**What is required:** Of the entries that follow, how many lines hold the string "placeholder"? Write the number and nothing more.

**Data for this task:**
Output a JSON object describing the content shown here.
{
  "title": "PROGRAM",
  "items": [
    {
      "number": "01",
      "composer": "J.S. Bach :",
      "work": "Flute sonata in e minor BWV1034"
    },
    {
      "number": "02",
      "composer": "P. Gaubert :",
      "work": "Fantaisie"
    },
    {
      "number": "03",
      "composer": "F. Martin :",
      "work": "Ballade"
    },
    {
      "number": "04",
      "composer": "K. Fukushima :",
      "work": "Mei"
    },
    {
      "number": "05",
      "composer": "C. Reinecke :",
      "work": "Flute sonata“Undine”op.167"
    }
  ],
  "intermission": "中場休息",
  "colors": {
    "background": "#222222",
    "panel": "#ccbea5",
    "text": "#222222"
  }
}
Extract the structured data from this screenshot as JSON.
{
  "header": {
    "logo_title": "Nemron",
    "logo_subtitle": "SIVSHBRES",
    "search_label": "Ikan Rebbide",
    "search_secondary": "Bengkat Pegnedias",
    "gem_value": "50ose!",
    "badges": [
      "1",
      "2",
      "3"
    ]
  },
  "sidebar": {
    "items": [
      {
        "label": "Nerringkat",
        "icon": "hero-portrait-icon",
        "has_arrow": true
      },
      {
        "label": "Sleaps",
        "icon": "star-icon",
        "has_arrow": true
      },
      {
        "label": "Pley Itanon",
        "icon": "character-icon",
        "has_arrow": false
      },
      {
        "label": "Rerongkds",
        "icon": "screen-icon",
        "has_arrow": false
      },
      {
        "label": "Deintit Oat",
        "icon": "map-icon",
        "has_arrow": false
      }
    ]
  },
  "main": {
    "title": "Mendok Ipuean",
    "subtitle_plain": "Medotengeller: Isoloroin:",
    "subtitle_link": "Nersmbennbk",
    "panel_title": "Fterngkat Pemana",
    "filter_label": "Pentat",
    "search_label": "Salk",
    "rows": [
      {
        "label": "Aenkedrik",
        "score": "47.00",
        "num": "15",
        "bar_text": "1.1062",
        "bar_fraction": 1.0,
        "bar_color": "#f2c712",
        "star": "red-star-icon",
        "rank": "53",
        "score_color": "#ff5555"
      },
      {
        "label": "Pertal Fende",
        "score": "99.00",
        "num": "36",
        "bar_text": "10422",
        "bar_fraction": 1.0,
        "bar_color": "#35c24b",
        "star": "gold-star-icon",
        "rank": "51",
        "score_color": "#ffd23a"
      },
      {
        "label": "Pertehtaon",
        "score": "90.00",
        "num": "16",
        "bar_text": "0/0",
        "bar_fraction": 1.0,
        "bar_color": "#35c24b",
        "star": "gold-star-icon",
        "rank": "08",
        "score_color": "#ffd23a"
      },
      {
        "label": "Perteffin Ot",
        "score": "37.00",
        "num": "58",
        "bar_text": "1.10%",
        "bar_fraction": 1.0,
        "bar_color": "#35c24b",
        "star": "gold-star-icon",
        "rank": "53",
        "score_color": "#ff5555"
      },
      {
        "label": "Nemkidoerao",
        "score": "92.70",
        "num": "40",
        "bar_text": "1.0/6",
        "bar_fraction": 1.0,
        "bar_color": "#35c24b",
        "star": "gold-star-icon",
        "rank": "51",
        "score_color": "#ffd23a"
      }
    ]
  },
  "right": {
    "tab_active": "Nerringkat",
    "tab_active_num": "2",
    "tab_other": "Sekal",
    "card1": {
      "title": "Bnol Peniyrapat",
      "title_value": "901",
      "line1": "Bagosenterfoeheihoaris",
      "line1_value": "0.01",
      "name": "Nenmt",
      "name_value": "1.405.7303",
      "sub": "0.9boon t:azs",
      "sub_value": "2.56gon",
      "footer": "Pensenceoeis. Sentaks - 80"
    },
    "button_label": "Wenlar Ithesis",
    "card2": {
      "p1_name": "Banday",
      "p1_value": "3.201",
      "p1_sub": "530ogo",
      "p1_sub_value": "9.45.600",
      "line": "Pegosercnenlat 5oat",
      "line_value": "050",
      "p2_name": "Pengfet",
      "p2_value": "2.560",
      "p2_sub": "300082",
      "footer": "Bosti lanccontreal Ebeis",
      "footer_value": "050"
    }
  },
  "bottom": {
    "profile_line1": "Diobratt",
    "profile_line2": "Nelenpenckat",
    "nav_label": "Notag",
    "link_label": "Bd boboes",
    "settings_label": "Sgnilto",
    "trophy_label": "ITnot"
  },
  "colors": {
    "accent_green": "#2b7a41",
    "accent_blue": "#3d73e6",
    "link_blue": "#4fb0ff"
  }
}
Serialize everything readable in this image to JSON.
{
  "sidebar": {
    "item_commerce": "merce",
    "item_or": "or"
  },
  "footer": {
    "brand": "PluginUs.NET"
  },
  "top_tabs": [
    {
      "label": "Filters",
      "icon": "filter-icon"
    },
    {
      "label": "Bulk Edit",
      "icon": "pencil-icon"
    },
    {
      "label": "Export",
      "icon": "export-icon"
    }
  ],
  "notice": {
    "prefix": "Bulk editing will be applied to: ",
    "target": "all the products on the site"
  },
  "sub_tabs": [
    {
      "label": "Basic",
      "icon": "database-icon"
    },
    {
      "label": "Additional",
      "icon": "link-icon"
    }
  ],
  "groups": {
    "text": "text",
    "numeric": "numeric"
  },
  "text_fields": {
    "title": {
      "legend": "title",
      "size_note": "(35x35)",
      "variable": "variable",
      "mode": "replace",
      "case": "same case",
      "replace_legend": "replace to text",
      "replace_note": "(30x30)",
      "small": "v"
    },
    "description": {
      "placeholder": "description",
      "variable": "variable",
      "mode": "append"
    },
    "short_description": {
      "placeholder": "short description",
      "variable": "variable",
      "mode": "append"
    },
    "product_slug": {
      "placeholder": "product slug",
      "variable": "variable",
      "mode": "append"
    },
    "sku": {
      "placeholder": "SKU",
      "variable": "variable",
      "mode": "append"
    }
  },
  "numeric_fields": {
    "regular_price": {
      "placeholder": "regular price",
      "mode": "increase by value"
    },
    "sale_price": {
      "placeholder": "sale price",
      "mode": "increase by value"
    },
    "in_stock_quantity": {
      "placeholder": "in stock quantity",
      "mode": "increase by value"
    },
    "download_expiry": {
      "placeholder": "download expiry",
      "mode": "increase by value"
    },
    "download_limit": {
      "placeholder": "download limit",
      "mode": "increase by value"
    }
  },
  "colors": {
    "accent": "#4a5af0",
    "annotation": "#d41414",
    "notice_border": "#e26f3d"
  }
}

**Response area:** 9